I’m not entirely sure why 2K Games decided to port an iPad game from 2014 to the PlayStation Vita. Perhaps the publisher had a quota to fill from a deal with Sony and this was the least challenging, relatively recent, thing that it had in its catalogue to stick on the console. But I’m glad it’s on the Vita, because as far as streamlined strategy games go, Civilization Revolution 2 is a good introduction to a great genre.
All the core basics of the Civilization formula are there – you’ll start out with a single city and a weak Warrior unit at a time thousands of years BC. Over the ages, right through to the modern era, you’ll expand by building more cities, investing resources in making scientific discoveries, and conquering rival nations. There are four ways to win – victories through developing science, the economy, culture and conquest – and each path to victory offers a distinctly different play style.
Also altering how you play are over a dozen different leaders to chose between, from Abraham Lincoln through Lenin, Napoleon through Nobunaga Oda, and each of these leaders have different focuses, be that on military or diplomacy. There’s a wide range of different units to build and the science tree has over 40 different technologies to research. With five different difficulty levels, and a bunch of scenarios to play on top of that (including some stuff exclusive to the Vita port), Civilization Revolution 2 Plus is absolutely loaded with content, but given that it’s possible to play through each campaign in a few hours, it’s never intimidating in depth or complexity.

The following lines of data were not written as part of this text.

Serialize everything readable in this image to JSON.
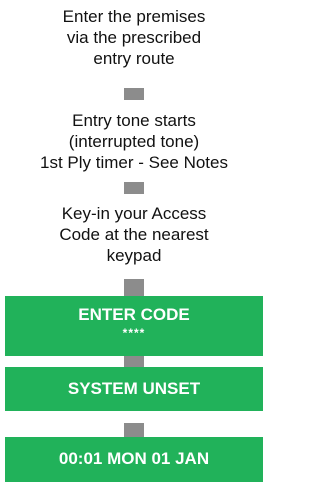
{
  "steps": [
    {
      "lines": [
        "Enter the premises",
        "via the prescribed",
        "entry route"
      ]
    },
    {
      "lines": [
        "Entry tone starts",
        "(interrupted tone)",
        "1st Ply timer - See Notes"
      ]
    },
    {
      "lines": [
        "Key-in your Access",
        "Code at the nearest",
        "keypad"
      ]
    }
  ],
  "displays": [
    {
      "title": "ENTER CODE",
      "subtitle": "****"
    },
    {
      "title": "SYSTEM UNSET"
    },
    {
      "title": "00:01 MON 01 JAN"
    }
  ],
  "colors": {
    "display_bg": "#21b25a",
    "display_text": "#ffffff",
    "connector": "#8c8c8c"
  }
}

It’s a far more streamlined experience compared to the Civilization games on PC, and that makes it good as a light hearted pick-up-and-play strategy game that doesn’t degenerate into free-to-play monetisation nonsense. The only downside on the Vita is that it looks terrible, with low resolution units and environments when compared to the glistening art style that we see on the iPad release. Nevertheless, it is one of the better strategy games that we have on the PlayStation Vita.
– Matt S.
Find me on Twitter: @digitallydownld